Those concerns will be expressed through active participation in regulatory processes, public dialogues, and added scrutiny of the actions of proponents and government, particularly for first-of-a-kind technologies that are new and poorly understood. First Nations have demonstrated the power to exert significance influence over projects through regulatory participation, litigation, and by harnessing the power of public opinion. That influence can be used to speed up project development or bring a project to its knees. Developers will have to decide how to build the confidence of the nations and communities that will host their projects. Those that choose consent over imposition will be best positioned to accelerate their projects and ensure economic viability.   

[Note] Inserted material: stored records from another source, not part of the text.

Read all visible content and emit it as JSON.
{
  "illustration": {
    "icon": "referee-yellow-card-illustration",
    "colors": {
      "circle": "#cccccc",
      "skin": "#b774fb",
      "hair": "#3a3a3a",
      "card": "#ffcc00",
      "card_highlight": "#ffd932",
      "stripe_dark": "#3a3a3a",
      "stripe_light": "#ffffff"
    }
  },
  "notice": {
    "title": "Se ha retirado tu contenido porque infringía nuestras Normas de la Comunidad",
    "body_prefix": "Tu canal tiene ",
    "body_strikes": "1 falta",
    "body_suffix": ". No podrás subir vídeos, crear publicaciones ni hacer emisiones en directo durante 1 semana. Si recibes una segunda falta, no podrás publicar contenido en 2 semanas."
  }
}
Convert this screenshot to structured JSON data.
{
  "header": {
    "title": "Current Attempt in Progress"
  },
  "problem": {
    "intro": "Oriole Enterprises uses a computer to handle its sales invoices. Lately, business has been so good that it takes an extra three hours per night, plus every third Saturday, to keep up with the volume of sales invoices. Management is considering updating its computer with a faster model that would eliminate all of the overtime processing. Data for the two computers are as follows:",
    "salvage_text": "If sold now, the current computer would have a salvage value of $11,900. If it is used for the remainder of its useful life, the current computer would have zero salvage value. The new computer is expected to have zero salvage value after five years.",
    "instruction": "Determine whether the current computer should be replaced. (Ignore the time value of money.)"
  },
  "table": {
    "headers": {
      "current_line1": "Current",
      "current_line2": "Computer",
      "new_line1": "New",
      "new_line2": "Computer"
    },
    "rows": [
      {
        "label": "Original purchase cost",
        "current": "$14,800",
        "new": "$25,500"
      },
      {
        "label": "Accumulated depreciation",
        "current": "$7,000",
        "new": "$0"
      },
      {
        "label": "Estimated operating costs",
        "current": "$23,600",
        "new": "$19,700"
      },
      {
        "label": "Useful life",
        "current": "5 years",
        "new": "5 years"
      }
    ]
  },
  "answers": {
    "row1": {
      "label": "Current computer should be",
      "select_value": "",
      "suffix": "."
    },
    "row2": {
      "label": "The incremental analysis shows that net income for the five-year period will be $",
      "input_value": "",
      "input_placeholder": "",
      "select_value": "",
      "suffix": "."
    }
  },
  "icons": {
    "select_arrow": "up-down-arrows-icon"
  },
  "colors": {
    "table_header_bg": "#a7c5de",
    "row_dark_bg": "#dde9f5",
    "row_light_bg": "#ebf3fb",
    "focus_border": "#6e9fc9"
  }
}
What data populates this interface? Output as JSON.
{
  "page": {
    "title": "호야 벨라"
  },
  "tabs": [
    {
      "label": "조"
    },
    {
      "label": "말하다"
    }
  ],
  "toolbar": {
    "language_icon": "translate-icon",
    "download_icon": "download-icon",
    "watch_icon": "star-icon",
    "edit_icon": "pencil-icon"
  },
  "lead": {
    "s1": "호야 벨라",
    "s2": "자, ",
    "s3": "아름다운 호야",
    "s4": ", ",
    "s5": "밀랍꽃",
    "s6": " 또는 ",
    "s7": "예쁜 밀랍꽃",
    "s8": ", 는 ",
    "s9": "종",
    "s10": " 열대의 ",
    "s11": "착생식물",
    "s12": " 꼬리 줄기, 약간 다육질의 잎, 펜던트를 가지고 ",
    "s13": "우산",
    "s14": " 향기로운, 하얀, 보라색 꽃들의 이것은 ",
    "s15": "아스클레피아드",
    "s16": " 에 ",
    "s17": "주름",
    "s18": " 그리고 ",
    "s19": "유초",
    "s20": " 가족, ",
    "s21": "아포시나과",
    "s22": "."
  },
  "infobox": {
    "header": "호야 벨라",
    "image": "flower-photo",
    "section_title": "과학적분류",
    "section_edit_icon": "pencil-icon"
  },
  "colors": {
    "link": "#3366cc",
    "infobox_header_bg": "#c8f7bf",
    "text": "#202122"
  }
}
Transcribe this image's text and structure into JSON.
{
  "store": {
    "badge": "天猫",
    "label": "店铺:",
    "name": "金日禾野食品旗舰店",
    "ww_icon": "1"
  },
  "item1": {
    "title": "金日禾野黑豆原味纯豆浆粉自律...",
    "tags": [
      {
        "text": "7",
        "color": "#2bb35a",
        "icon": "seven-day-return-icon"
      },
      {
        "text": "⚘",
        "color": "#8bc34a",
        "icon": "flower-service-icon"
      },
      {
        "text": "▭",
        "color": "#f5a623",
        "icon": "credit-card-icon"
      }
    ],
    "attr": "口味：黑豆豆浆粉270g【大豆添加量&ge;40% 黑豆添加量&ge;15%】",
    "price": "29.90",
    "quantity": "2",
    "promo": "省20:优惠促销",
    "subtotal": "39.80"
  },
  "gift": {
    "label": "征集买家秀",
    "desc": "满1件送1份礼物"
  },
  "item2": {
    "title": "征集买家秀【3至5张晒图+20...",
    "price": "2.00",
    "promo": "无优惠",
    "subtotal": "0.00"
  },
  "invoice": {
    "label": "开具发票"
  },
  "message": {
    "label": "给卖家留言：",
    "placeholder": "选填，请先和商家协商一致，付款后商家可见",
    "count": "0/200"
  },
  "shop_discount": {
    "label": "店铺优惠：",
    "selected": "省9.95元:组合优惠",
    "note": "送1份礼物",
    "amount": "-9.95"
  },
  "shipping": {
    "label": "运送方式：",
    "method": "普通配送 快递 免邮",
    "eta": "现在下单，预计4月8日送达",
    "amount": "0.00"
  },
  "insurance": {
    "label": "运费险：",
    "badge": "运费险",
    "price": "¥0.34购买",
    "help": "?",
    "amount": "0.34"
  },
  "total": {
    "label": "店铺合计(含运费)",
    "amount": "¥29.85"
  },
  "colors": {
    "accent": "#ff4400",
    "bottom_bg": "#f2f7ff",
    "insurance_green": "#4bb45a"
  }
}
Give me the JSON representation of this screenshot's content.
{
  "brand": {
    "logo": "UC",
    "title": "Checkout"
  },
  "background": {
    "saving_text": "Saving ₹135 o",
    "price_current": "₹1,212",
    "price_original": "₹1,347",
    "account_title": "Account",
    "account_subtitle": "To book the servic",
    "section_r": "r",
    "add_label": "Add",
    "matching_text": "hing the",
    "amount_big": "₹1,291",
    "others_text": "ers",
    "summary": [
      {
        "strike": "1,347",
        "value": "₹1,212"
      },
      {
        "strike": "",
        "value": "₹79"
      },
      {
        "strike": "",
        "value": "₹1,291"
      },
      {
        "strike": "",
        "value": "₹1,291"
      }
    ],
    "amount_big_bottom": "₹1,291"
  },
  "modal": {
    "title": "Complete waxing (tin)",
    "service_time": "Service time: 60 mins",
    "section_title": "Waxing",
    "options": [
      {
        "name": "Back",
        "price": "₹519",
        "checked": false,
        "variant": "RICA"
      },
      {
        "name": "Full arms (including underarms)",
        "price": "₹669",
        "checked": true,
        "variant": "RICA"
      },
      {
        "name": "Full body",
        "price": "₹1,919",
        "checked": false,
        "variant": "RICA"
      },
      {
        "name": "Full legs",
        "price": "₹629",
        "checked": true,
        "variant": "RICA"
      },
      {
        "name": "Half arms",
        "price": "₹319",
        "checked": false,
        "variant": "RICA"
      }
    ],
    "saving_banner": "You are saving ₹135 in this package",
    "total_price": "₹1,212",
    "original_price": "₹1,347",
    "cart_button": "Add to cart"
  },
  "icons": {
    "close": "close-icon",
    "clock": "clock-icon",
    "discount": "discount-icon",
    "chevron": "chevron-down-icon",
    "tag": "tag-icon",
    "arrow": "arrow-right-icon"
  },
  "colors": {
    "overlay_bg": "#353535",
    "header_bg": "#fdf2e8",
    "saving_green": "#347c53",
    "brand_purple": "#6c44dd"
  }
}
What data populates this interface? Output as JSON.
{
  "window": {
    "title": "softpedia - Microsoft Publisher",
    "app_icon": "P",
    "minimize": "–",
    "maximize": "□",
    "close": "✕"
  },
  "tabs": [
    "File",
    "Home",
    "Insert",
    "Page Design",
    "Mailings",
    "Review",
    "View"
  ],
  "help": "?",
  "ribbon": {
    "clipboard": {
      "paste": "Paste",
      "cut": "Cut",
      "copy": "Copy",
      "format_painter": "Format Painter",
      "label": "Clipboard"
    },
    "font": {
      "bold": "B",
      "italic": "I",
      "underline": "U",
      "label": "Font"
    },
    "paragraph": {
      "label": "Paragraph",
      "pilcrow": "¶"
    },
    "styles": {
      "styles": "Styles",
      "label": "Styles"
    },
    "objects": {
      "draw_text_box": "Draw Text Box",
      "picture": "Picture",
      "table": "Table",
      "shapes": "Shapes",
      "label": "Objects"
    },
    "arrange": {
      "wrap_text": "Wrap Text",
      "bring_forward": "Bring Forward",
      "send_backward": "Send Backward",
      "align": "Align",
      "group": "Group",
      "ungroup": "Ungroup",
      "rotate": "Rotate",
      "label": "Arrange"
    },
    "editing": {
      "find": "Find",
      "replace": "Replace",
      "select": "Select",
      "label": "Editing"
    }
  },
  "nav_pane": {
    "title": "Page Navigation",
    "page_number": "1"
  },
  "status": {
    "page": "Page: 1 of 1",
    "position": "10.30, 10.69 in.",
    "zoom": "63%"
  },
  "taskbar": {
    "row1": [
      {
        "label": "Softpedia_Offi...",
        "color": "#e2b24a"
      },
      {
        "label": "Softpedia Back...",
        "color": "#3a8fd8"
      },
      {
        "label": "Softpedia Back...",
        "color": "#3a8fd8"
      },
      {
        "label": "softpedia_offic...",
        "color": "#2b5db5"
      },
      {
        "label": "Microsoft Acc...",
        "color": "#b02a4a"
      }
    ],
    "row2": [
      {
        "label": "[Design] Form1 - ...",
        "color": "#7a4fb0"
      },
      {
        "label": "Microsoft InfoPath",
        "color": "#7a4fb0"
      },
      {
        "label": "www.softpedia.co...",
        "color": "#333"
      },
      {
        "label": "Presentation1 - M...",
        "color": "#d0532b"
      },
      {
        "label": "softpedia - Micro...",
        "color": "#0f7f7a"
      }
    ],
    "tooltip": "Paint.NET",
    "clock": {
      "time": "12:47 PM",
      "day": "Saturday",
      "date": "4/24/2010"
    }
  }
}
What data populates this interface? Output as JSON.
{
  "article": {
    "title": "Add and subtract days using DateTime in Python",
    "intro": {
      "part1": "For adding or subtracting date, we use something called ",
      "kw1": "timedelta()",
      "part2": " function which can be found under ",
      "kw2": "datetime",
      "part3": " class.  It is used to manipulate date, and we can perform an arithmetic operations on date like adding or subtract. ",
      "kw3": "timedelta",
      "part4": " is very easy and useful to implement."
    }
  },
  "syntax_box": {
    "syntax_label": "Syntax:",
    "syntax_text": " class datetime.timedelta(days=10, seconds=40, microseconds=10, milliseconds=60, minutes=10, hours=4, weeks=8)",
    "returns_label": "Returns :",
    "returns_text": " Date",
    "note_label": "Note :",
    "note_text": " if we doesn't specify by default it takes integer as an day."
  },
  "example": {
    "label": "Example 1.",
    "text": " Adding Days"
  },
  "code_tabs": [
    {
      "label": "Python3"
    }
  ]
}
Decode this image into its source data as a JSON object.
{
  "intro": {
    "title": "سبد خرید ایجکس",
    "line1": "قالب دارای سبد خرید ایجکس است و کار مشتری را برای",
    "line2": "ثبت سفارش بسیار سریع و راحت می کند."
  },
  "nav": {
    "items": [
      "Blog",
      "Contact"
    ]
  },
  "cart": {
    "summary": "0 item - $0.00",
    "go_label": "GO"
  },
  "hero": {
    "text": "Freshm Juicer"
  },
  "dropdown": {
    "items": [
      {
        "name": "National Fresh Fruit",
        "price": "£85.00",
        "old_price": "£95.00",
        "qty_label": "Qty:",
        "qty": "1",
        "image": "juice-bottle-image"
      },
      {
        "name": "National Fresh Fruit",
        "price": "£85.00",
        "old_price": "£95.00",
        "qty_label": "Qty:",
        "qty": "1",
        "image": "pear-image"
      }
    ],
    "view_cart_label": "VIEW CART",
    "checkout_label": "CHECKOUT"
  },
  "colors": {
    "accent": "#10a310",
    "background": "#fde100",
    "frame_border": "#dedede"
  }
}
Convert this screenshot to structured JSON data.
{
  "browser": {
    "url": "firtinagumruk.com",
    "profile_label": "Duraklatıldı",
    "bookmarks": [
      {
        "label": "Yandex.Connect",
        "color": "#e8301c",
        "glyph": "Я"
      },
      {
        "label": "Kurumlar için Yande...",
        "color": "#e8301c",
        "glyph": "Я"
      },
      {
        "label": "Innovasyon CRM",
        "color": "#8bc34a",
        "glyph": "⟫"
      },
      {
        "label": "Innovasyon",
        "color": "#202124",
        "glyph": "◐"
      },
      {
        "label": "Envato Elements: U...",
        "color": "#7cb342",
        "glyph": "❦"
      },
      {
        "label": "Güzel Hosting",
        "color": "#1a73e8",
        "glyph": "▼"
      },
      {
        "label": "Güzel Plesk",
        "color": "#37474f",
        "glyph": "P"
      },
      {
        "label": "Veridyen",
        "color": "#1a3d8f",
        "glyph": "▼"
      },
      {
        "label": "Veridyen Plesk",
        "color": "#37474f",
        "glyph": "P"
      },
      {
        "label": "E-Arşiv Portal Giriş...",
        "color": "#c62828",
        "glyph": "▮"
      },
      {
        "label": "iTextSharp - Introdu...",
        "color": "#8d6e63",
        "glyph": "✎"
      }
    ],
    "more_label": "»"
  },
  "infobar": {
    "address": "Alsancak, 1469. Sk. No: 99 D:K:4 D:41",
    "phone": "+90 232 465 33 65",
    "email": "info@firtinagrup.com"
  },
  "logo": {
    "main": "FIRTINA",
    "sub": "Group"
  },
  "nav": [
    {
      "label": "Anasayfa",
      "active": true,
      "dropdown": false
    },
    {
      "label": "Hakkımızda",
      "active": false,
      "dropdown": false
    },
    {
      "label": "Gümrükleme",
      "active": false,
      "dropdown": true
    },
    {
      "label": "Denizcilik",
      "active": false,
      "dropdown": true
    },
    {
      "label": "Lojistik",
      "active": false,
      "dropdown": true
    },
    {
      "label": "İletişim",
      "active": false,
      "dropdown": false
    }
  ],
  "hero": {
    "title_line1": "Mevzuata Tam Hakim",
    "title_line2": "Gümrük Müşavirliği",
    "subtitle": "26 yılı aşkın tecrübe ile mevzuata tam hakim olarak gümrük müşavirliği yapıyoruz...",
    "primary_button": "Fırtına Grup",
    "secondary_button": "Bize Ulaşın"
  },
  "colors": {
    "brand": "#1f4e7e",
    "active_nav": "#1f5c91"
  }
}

Rather than being a deal breaker for new nuclear, consent provides lots of reason for optimism. The same elements of nuclear that appeal to industry and government are attracting leaders and businesses from Indigenous communities: the ability to produce clean, baseload, electricity and heat in rural, remote and industrial settings. Small modular reactors and their little cousin, the microreactor, not only offer tremendous opportunity for decarbonization, but for energy security in rural and remote areas of Canada that today rely on diesel. 

We are already seeing new kinds of business partnerships and relationships being advanced across the country. In New Brunswick, the North Shore Mi’kmaq Tribal Council and its seven First Nations announced significant equity agreements with SMR developers Moltex and ARC Resources, who are advancing the ARC-100s in New Brunswick, in September 2023. 

In Ontario, the Saugeen Ojibway Nation announced a partnership with Bruce Power in June 2023 to jointly produce, advance, and market new medical isotopes, which will be essential to support the global fight against cancer.

In Saskatchewan Kitsaki Management, Athabasca Basin Development, and Des Nedhe Group—all Indigenous-owned businesses with experience in the uranium supply chain—signed an MOU in May 2021 to jointly pursue SMR investments. 

The First Nations Power Authority (FNPA) received funding last Fall to establish a National Indigenous Nuclear Supplier Database to track Indigenous suppliers who are working towards or have already achieved nuclear certification across the country.

Natural Resource Canada has provided funding for an Indigenous Advisory Council to Canada’s SMR Action Plan, and both the Canadian Nuclear Association and the Canadian Nuclear Safety Commission have Indigenous advisory mechanisms. 

And later this year the Nuclear Waste Management Organization, a consortium of nuclear energy producers in Canada, is expected to announce the site of its deep geological repository, for long term management of spent nuclear fuel, in Ontario. They have narrowed the list down to two areas in Ontario—Wabigoon Lake Ojibway Nation-Ignace and Saugeen Ojibway Nation-South Bruce—and have adopted a consent-based approach to site selection.

In many ways, the nuclear sector has been able to learn from the mistakes, but also the successes, of other resource and energy industries over the past two decades. Industry isn’t the only actor to have gotten more sophisticated; Indigenous nations and businesses have too. Many are now proactively seeking partnerships, developing capacity in the supply chain, and proposing opportunities for nuclear development.    

The recipe is clear: if you can provide meaningful economic benefits and consider Indigenous perspectives in project design, consent can be earned. By embracing this philosophy, industry is learning that Indigenous partnerships are not hurdles to moving projects forward, but an asset. 

There are many paths to partnerships with First Nations, Métis, and Inuit, but they are all built on a foundation of rights, respect and recognition. Effective relationship building and efficient regulatory processes needs to start from a position of rights implementation. A new nuclear age is providing the opportunity to get this right from the beginning and our ability to meet the energy needs of a decarbonized future depends on it.